Many Obese Teens With Type 2 Diabetes Found to Have Liver Disease
Friday, June 24, 2011
A significant number of obese teens with type 2 diabetes also have fatty liver disease, but few are being screened for it, according to a new Cincinnati Children’s Hospital Medical Center study.
The finding is significant because non-alcoholic fatty liver disease (NAFLD) can progress to serious liver disease without weight loss, says Erica Reynolds, MD, a fellow in the division of Endocrinology at Cincinnati Children’s and the study’s lead author.
Dr. Reynolds will present her study at 11:30 a.m. Pacific time Saturday, June 25, at the annual meeting of the American Diabetes Association in San Diego.
“Published guidelines suggest that all obese children, regardless of age, be screened for NAFLD,” says Dr. Reynolds. “Pediatric diabetes providers need to be aware of these guidelines to ensure that obese patients with type 2 diabetes are screened and evaluated properly.”
Dr. Reynolds and colleagues at Cincinnati Children’s studied 59 obese patients between the ages of 10 and 18 seen for type 2 diabetes at Cincinnati Children’s between 2007 and 2009. Half of the patients were white, and three of every four were female. The researchers also examined two years of clinical and laboratory data from before the patients’ visits.
Liver enzymes had been measured in only 63 percent of these patients. Only 30 percent had a normal ALT – a test that measures enzymes within liver cells. If the liver is injured or damaged, liver cells spill these enzymes into the blood, raising enzyme levels in the blood and indicating liver disease. Six patients had “clearly abnormal” ALTs, and all of these patients had “persistently elevated” ALT on follow-up testing.
“Screening rates were suboptimal in these young people with type 2 diabetes, despite a significant prevalence of elevated ALT,” says Dr. Reynolds. “And physician intention to screen based on patient obesity was probably even lower, as enzyme levels were probably obtained for other reasons. All obese children should be screened if we are to improve outcomes for these patients.”
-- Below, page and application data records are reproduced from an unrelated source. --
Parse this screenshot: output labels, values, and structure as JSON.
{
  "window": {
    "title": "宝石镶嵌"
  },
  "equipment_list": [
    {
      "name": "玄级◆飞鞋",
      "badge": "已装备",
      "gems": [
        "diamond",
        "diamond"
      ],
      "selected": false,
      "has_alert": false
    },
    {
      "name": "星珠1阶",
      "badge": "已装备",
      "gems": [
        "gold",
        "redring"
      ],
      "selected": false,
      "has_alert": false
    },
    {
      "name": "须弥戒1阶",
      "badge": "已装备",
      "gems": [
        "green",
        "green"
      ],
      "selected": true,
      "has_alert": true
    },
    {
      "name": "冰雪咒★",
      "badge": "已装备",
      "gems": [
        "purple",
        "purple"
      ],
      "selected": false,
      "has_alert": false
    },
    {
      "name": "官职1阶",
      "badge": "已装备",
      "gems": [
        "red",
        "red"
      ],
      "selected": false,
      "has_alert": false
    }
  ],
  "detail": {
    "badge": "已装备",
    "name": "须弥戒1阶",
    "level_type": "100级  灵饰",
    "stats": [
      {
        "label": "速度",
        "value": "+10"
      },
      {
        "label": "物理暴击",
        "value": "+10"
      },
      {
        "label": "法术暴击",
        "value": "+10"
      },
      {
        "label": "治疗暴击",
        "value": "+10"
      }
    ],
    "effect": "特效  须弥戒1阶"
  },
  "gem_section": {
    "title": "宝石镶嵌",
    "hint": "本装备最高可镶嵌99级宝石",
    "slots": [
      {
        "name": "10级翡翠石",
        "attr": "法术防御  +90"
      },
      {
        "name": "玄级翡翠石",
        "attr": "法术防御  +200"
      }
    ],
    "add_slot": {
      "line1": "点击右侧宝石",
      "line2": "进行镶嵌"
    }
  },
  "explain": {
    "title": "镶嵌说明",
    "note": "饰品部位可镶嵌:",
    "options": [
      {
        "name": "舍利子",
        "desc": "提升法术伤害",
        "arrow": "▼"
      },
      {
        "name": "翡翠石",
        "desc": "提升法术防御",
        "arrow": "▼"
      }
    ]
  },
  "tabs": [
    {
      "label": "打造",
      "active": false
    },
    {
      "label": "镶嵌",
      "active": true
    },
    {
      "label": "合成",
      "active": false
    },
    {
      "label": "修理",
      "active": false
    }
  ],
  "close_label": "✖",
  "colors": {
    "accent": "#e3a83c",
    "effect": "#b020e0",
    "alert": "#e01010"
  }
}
About Cincinnati Children's
Cincinnati Children's Hospital Medical Center ranks third in the nation among all Honor Roll hospitals in U.S. News and World Report's 2011 Best Children's Hospitals ranking. It is ranked #1 for gastroenterology and in the top 10 for all pediatric specialties - a distinction shared by only two other pediatric hospitals in the United States. Cincinnati Children's is one of the top two recipients of pediatric research grants from the National Institutes of Health. It is internationally recognized for improving child health and transforming delivery of care through fully integrated, globally recognized research, education and innovation. Additional information can be found at www.cincinnatichildrens.org.